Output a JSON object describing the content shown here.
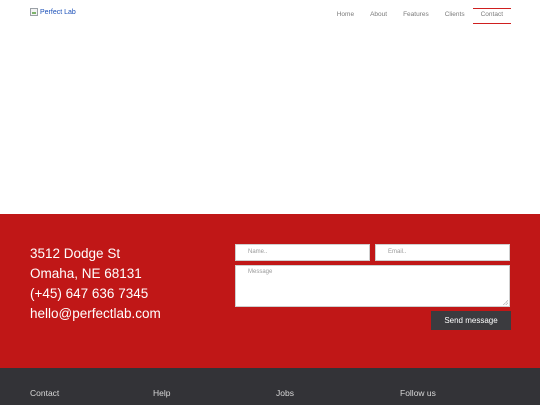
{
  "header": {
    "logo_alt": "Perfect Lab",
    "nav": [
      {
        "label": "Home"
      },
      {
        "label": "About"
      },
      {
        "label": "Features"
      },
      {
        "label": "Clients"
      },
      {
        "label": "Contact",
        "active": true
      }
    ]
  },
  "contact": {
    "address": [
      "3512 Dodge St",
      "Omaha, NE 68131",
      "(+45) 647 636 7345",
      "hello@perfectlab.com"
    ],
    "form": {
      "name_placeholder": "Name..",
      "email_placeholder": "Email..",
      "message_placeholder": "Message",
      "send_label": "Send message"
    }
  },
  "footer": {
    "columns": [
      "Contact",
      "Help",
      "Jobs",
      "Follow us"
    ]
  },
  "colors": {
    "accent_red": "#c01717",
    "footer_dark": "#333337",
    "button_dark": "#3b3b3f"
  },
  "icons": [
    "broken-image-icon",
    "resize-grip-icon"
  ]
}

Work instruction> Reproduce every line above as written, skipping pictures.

Task response>
Output a JSON object describing the content shown here.
{
  "header": {
    "logo_alt": "Perfect Lab",
    "nav": [
      {
        "label": "Home"
      },
      {
        "label": "About"
      },
      {
        "label": "Features"
      },
      {
        "label": "Clients"
      },
      {
        "label": "Contact",
        "active": true
      }
    ]
  },
  "contact": {
    "address": [
      "3512 Dodge St",
      "Omaha, NE 68131",
      "(+45) 647 636 7345",
      "hello@perfectlab.com"
    ],
    "form": {
      "name_placeholder": "Name..",
      "email_placeholder": "Email..",
      "message_placeholder": "Message",
      "send_label": "Send message"
    }
  },
  "footer": {
    "columns": [
      "Contact",
      "Help",
      "Jobs",
      "Follow us"
    ]
  },
  "colors": {
    "accent_red": "#c01717",
    "footer_dark": "#333337",
    "button_dark": "#3b3b3f"
  },
  "icons": [
    "broken-image-icon",
    "resize-grip-icon"
  ]
}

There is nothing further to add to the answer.